• EXERCISE AIM:
The data below is to be set down again exactly as written.

• EXERCISE INPUT:
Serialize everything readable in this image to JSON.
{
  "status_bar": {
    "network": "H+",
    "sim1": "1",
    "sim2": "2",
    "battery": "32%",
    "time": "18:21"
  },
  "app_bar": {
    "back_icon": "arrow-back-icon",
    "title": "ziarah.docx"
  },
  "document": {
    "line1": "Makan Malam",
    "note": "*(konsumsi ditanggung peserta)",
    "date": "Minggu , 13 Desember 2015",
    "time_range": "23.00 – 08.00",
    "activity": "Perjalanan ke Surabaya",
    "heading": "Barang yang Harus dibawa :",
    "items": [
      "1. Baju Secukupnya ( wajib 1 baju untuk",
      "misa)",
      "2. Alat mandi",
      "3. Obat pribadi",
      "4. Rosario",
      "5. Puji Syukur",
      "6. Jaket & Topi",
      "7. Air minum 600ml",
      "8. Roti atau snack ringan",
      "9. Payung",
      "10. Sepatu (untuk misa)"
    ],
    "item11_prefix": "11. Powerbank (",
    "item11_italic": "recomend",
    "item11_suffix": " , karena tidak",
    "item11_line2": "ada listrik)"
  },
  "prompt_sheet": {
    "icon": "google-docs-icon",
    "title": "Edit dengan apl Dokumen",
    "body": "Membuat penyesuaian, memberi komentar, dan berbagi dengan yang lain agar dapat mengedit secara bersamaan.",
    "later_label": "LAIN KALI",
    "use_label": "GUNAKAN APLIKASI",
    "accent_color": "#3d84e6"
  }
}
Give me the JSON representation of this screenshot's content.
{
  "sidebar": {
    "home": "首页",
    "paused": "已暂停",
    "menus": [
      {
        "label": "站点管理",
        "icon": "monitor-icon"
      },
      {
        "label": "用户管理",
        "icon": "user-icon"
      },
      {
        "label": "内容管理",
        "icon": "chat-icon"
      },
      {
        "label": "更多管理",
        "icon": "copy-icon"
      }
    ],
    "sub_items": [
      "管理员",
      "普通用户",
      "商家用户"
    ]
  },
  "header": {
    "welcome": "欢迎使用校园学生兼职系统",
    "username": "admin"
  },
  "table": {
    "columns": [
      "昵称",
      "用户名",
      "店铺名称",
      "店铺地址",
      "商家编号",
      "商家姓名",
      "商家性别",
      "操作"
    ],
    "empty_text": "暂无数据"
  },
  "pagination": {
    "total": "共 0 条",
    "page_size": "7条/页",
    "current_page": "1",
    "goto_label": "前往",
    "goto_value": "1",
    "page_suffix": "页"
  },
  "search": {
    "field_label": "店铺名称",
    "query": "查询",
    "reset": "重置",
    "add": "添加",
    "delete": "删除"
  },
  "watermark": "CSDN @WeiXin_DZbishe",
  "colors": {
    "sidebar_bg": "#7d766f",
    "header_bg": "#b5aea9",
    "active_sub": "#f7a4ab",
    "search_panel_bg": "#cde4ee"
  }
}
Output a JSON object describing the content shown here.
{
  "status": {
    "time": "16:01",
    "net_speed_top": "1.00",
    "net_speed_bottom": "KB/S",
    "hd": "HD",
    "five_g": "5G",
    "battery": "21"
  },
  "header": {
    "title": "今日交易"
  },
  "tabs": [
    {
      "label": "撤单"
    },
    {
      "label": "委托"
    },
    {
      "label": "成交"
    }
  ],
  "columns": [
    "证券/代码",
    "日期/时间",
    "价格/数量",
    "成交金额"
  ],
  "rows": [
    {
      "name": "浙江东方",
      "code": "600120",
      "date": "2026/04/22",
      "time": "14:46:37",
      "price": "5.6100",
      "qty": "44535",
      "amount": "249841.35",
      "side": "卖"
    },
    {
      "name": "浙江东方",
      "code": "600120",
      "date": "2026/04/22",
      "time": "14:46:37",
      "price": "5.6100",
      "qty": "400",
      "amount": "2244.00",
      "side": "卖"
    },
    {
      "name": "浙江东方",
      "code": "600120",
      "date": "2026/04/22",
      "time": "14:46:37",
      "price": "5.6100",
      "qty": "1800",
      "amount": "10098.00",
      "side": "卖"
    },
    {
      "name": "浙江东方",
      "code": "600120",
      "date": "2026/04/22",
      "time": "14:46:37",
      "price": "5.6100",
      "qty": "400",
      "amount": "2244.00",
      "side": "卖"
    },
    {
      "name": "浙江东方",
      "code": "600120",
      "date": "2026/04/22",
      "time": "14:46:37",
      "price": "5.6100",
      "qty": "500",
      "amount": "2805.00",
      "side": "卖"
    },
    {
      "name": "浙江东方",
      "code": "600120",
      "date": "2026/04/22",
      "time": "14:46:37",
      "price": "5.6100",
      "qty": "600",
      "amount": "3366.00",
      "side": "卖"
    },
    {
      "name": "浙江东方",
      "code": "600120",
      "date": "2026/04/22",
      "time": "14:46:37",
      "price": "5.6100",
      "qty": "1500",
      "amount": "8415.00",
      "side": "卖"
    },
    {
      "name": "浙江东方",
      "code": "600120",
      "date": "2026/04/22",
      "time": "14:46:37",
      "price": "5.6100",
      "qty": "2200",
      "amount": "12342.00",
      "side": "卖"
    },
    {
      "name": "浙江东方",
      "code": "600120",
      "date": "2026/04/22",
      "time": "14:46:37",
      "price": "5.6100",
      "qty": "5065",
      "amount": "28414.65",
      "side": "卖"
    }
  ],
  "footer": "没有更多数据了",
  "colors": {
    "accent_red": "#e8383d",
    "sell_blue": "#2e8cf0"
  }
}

• ANSWER BOX:
Serialize everything readable in this image to JSON.
{
  "status_bar": {
    "network": "H+",
    "sim1": "1",
    "sim2": "2",
    "battery": "32%",
    "time": "18:21"
  },
  "app_bar": {
    "back_icon": "arrow-back-icon",
    "title": "ziarah.docx"
  },
  "document": {
    "line1": "Makan Malam",
    "note": "*(konsumsi ditanggung peserta)",
    "date": "Minggu , 13 Desember 2015",
    "time_range": "23.00 – 08.00",
    "activity": "Perjalanan ke Surabaya",
    "heading": "Barang yang Harus dibawa :",
    "items": [
      "1. Baju Secukupnya ( wajib 1 baju untuk",
      "misa)",
      "2. Alat mandi",
      "3. Obat pribadi",
      "4. Rosario",
      "5. Puji Syukur",
      "6. Jaket & Topi",
      "7. Air minum 600ml",
      "8. Roti atau snack ringan",
      "9. Payung",
      "10. Sepatu (untuk misa)"
    ],
    "item11_prefix": "11. Powerbank (",
    "item11_italic": "recomend",
    "item11_suffix": " , karena tidak",
    "item11_line2": "ada listrik)"
  },
  "prompt_sheet": {
    "icon": "google-docs-icon",
    "title": "Edit dengan apl Dokumen",
    "body": "Membuat penyesuaian, memberi komentar, dan berbagi dengan yang lain agar dapat mengedit secara bersamaan.",
    "later_label": "LAIN KALI",
    "use_label": "GUNAKAN APLIKASI",
    "accent_color": "#3d84e6"
  }
}
Give me the JSON representation of this screenshot's content.
{
  "sidebar": {
    "home": "首页",
    "paused": "已暂停",
    "menus": [
      {
        "label": "站点管理",
        "icon": "monitor-icon"
      },
      {
        "label": "用户管理",
        "icon": "user-icon"
      },
      {
        "label": "内容管理",
        "icon": "chat-icon"
      },
      {
        "label": "更多管理",
        "icon": "copy-icon"
      }
    ],
    "sub_items": [
      "管理员",
      "普通用户",
      "商家用户"
    ]
  },
  "header": {
    "welcome": "欢迎使用校园学生兼职系统",
    "username": "admin"
  },
  "table": {
    "columns": [
      "昵称",
      "用户名",
      "店铺名称",
      "店铺地址",
      "商家编号",
      "商家姓名",
      "商家性别",
      "操作"
    ],
    "empty_text": "暂无数据"
  },
  "pagination": {
    "total": "共 0 条",
    "page_size": "7条/页",
    "current_page": "1",
    "goto_label": "前往",
    "goto_value": "1",
    "page_suffix": "页"
  },
  "search": {
    "field_label": "店铺名称",
    "query": "查询",
    "reset": "重置",
    "add": "添加",
    "delete": "删除"
  },
  "watermark": "CSDN @WeiXin_DZbishe",
  "colors": {
    "sidebar_bg": "#7d766f",
    "header_bg": "#b5aea9",
    "active_sub": "#f7a4ab",
    "search_panel_bg": "#cde4ee"
  }
}
Output a JSON object describing the content shown here.
{
  "status": {
    "time": "16:01",
    "net_speed_top": "1.00",
    "net_speed_bottom": "KB/S",
    "hd": "HD",
    "five_g": "5G",
    "battery": "21"
  },
  "header": {
    "title": "今日交易"
  },
  "tabs": [
    {
      "label": "撤单"
    },
    {
      "label": "委托"
    },
    {
      "label": "成交"
    }
  ],
  "columns": [
    "证券/代码",
    "日期/时间",
    "价格/数量",
    "成交金额"
  ],
  "rows": [
    {
      "name": "浙江东方",
      "code": "600120",
      "date": "2026/04/22",
      "time": "14:46:37",
      "price": "5.6100",
      "qty": "44535",
      "amount": "249841.35",
      "side": "卖"
    },
    {
      "name": "浙江东方",
      "code": "600120",
      "date": "2026/04/22",
      "time": "14:46:37",
      "price": "5.6100",
      "qty": "400",
      "amount": "2244.00",
      "side": "卖"
    },
    {
      "name": "浙江东方",
      "code": "600120",
      "date": "2026/04/22",
      "time": "14:46:37",
      "price": "5.6100",
      "qty": "1800",
      "amount": "10098.00",
      "side": "卖"
    },
    {
      "name": "浙江东方",
      "code": "600120",
      "date": "2026/04/22",
      "time": "14:46:37",
      "price": "5.6100",
      "qty": "400",
      "amount": "2244.00",
      "side": "卖"
    },
    {
      "name": "浙江东方",
      "code": "600120",
      "date": "2026/04/22",
      "time": "14:46:37",
      "price": "5.6100",
      "qty": "500",
      "amount": "2805.00",
      "side": "卖"
    },
    {
      "name": "浙江东方",
      "code": "600120",
      "date": "2026/04/22",
      "time": "14:46:37",
      "price": "5.6100",
      "qty": "600",
      "amount": "3366.00",
      "side": "卖"
    },
    {
      "name": "浙江东方",
      "code": "600120",
      "date": "2026/04/22",
      "time": "14:46:37",
      "price": "5.6100",
      "qty": "1500",
      "amount": "8415.00",
      "side": "卖"
    },
    {
      "name": "浙江东方",
      "code": "600120",
      "date": "2026/04/22",
      "time": "14:46:37",
      "price": "5.6100",
      "qty": "2200",
      "amount": "12342.00",
      "side": "卖"
    },
    {
      "name": "浙江东方",
      "code": "600120",
      "date": "2026/04/22",
      "time": "14:46:37",
      "price": "5.6100",
      "qty": "5065",
      "amount": "28414.65",
      "side": "卖"
    }
  ],
  "footer": "没有更多数据了",
  "colors": {
    "accent_red": "#e8383d",
    "sell_blue": "#2e8cf0"
  }
}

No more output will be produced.